Ana Khouri, a Brazilian-born, New York City-based designer, introduced chains to create asymmetry and infuse a punk, rebellious touch to the high jewelry pieces she presented at Connection, a jewelry show hosted by Christie’s Paris in July.
A choker she crafted from ethically sourced yellow gold incorporated a segment of chain pavéd with white diamonds. Dangling from it was a pendant with a central 5.32-carat fancy intense natural pink diamond.
“A classic designer would not pair a rare five-carat gemstone with an asymmetrical, chunky chain,” Ms. Khouri said in an interview from the Greek island of Mykonos, where she was vacationing in July. “My jewelry represents the culture of today.”
Francesca Amfitheatrof, Louis Vuitton’s artistic director of watches and jewelry, created an unexpected twist by designing a high jewelry choker with a gourmette-style chain, the French term for a chain of flattened links, also called a curb chain.
Part of Louis Vuitton’s Deep Time collection, the Rupture choker was constructed in tiers, inspired by the Earth’s geology. The middle tier is a yellow-gold gourmette chain set with a yellow triangle-cut Sri Lankan sapphire of 13.81 carats, placed beneath a top row of 33 brilliant-cut zircons weighing 163.71 carats and above a bottom row of 15 oval-cut Mexican opals weighing 32.77 carats. Each tier is detachable and could be worn separately.
“Rupture is a powerful statement,” Ms. Amfitheatrof wrote in an email. “Not often do you get to describe a piece of high jewelry as being cool. Rupture is just that, it has a devil-may-care attitude.”
To mark almost two decades at Pomellato, Vincenzo Castaldo, creative director of the Milan-based house, wove chains into an anniversary collection called Ode to Milan, designed to tell the tale of the brand’s gold smithing heritage.
“Chains are the calligraphy of Pomellato and a foundation of our identity,” Mr. Castaldo said. “Our chain expertise starts with a simple metal wire that we twist in infinite ways. We look for modernity in our chain designs by experimenting with link shapes and sizes to create different compositions with irregular rhythms.”
In the one-off Catene Milano necklace, Mr. Castaldo combined repetition and change to create a chain necklace in rose gold set with 14.31 carats of diamonds, which could be worn as a necktie or a sautoir (long necklace), thanks to an adjustable clasp. Its diamond-set pendant, itself designed to resemble a chain link, “gives it an urban, industrial flair,” Mr. Castaldo said, and makes it “wearable by everyone.”
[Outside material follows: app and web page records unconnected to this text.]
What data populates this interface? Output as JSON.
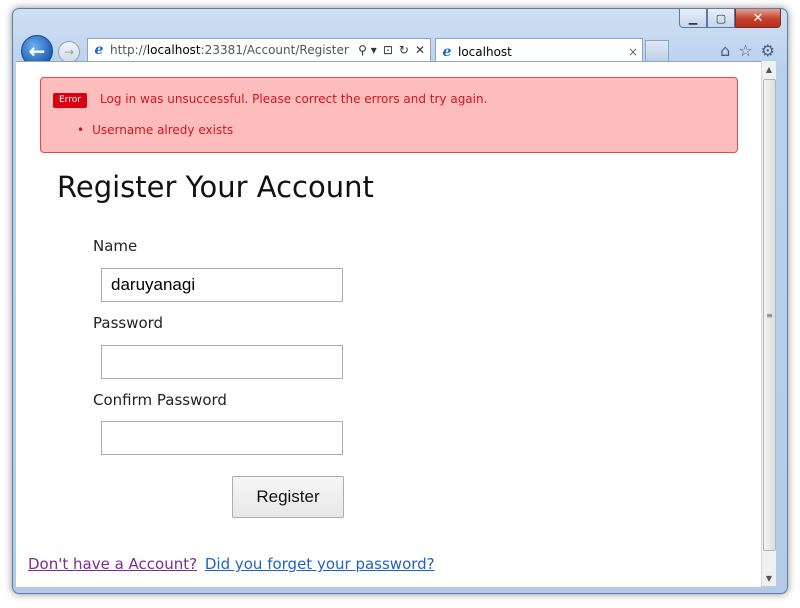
{
  "window": {
    "controls": {
      "minimize": "▁",
      "maximize": "▢",
      "close": "✕"
    }
  },
  "nav": {
    "back_icon": "←",
    "forward_icon": "→",
    "address": {
      "prefix": "http://",
      "host": "localhost",
      "path": ":23381/Account/Register"
    },
    "address_tools": [
      "⚲ ▾",
      "⊡",
      "↻",
      "✕"
    ],
    "tab": {
      "title": "localhost",
      "close": "×"
    },
    "toolbar_icons": [
      "⌂",
      "☆",
      "⚙"
    ]
  },
  "alert": {
    "badge": "Error",
    "message": "Log in was unsuccessful. Please correct the errors and try again.",
    "errors": [
      "Username alredy exists"
    ],
    "colors": {
      "background": "#fdbdbd",
      "text": "#d4141b",
      "badge": "#d9000f"
    }
  },
  "form": {
    "title": "Register Your Account",
    "name_label": "Name",
    "name_value": "daruyanagi",
    "password_label": "Password",
    "password_value": "",
    "confirm_label": "Confirm Password",
    "confirm_value": "",
    "submit_label": "Register"
  },
  "footer": {
    "no_account": "Don't have a Account?",
    "forgot_password": "Did you forget your password?"
  },
  "scrollbar": {
    "up": "▲",
    "down": "▼",
    "grip": "≡"
  }
}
Dior turned a signature motif — Christian Dior’s initials — into the links of a graphic chain-inspired collection, called Color Dior and first introduced in 2022. An addition this year was a double ring that can be transformed into a pendant by placing it on a chain. A rose gold version was enhanced with touches of black and white lacquer, while the yellow gold ring has shades of turquoise and navy.
Catherine Zadeh, an independent fine jewelry designer based in New York who started creating men’s jewelry in 1995, broadened her approach recently with chain-link pieces that marry yellow gold to blackened silver, designed to bridge the gender divide.
“The Fiero chain necklace has oval shaped links with blackened crevasses that add texture, depth and character to this piece,” Ms. Zadeh said. “It has a subtle masculine edge, but you can stack it with a contrasting gold chain for more unisex appeal.”
And, she said, the Fiero sautoir was designed to appeal to anyone. “A lot of men today are wearing chain-link sautoirs,” Ms. Zadeh said. “My husband may not, but someone with the sartorial sense of Harry Styles would.”
Also using chains to evoke “both feminine and masculine vibes,” the Athens-based designer Nikos Koulis has turned to blackened or brushed gold chains, some set with precious stones.
“These pieces are about balance between rich and plain, feminine and masculine, tough and soft, confident and steady,” Mr. Koulis wrote in an email. “My chains are connectors. They have a delicate austerity to them, but they are timeless.”